• Task to complete
Wherever a line below holds the word "icon", copy that line.

• Source data
########

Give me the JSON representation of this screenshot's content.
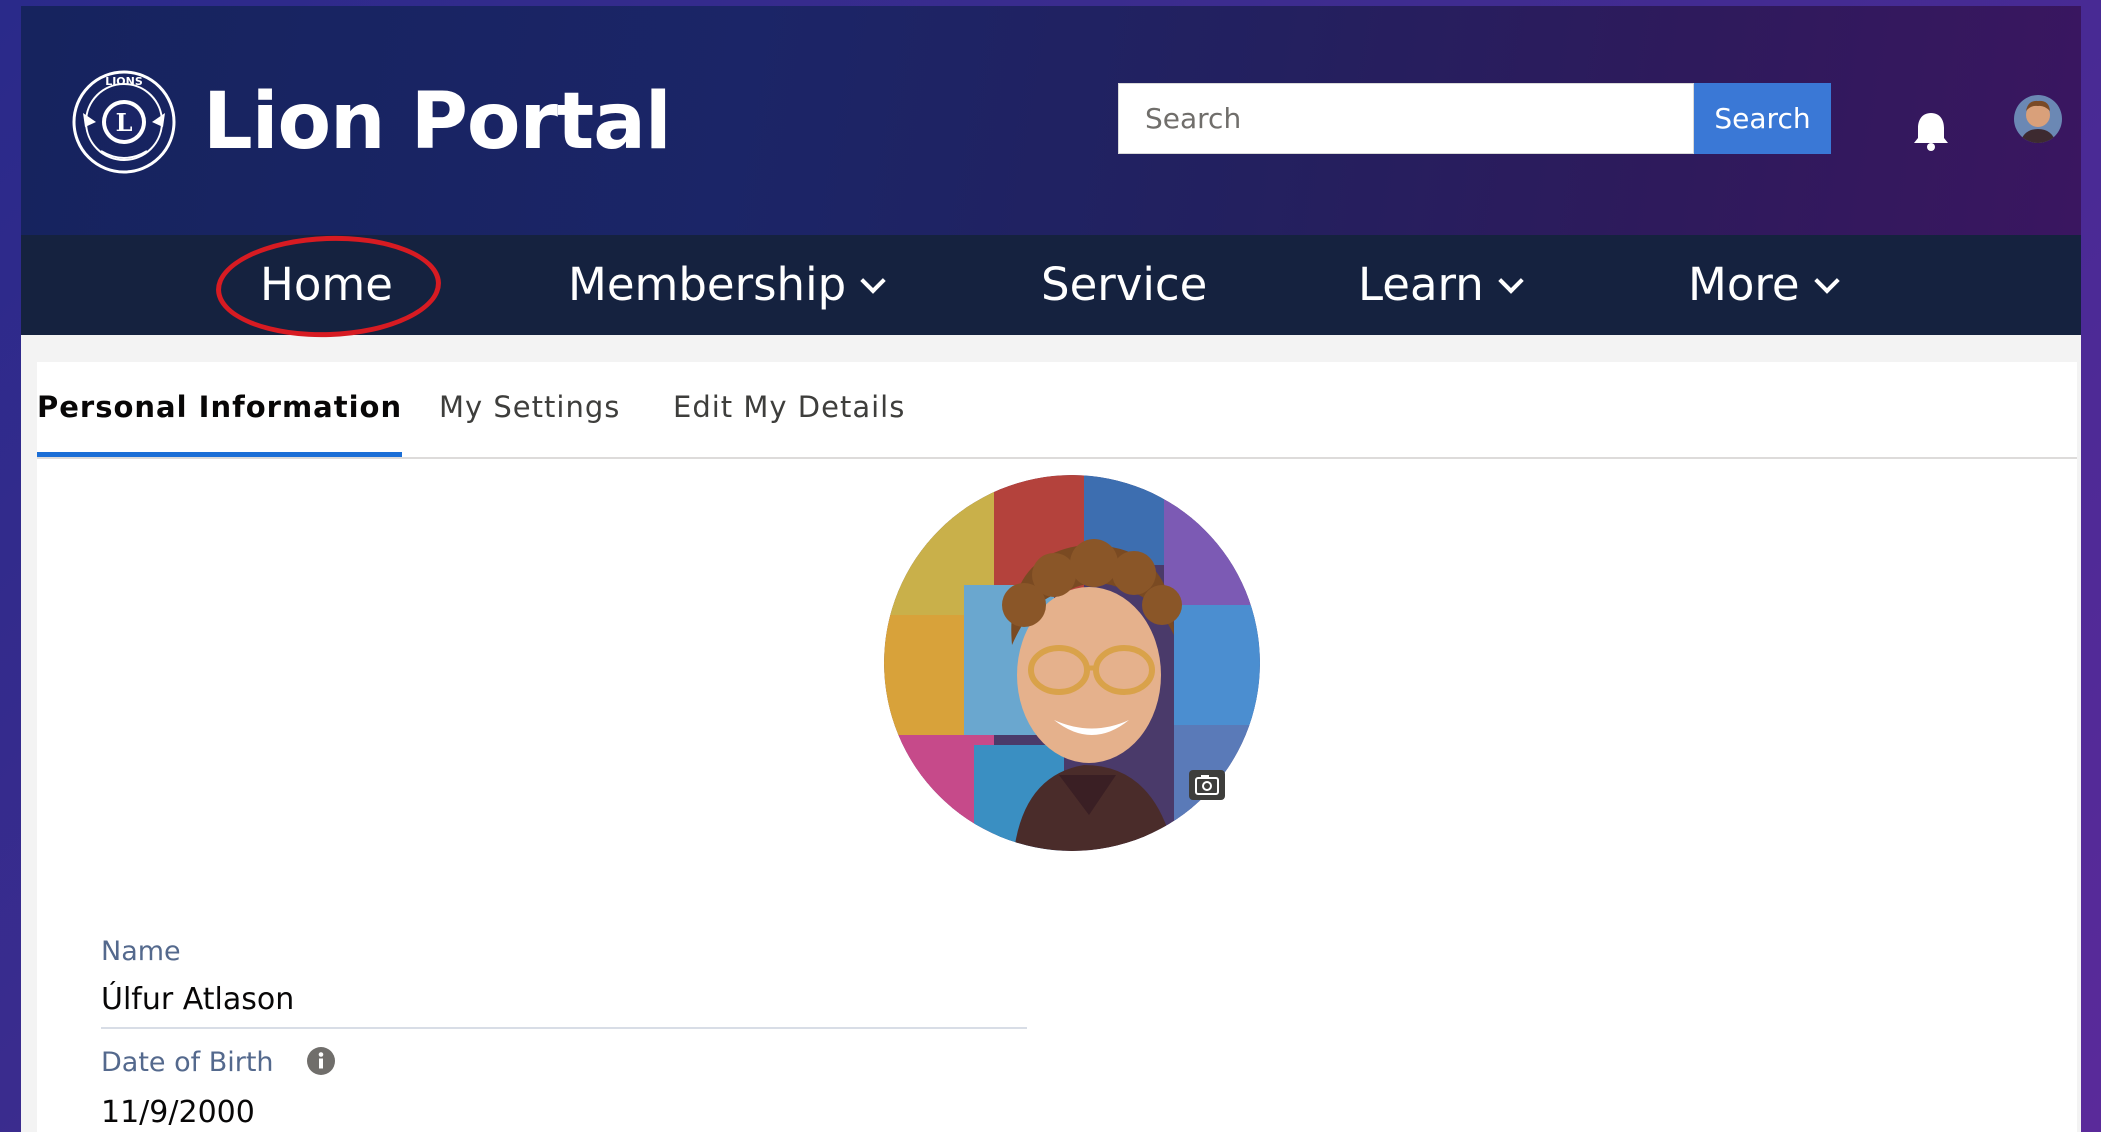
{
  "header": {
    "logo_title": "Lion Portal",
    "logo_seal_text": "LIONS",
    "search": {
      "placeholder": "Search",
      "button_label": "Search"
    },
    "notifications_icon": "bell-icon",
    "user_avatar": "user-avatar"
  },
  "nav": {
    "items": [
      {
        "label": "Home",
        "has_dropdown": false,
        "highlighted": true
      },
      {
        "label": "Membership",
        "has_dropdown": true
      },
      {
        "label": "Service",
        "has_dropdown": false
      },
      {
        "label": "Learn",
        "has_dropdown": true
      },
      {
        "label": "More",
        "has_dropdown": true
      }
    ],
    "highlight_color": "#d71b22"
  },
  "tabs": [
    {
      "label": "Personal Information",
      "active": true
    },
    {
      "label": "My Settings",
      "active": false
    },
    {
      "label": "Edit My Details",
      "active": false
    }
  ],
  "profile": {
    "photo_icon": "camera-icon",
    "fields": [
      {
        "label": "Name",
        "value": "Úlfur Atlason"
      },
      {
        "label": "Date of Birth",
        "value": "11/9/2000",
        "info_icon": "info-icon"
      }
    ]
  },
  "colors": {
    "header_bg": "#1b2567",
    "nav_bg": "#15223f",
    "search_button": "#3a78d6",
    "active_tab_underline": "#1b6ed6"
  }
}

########

• Reply
    "notifications_icon": "bell-icon",
    "photo_icon": "camera-icon",
        "info_icon": "info-icon"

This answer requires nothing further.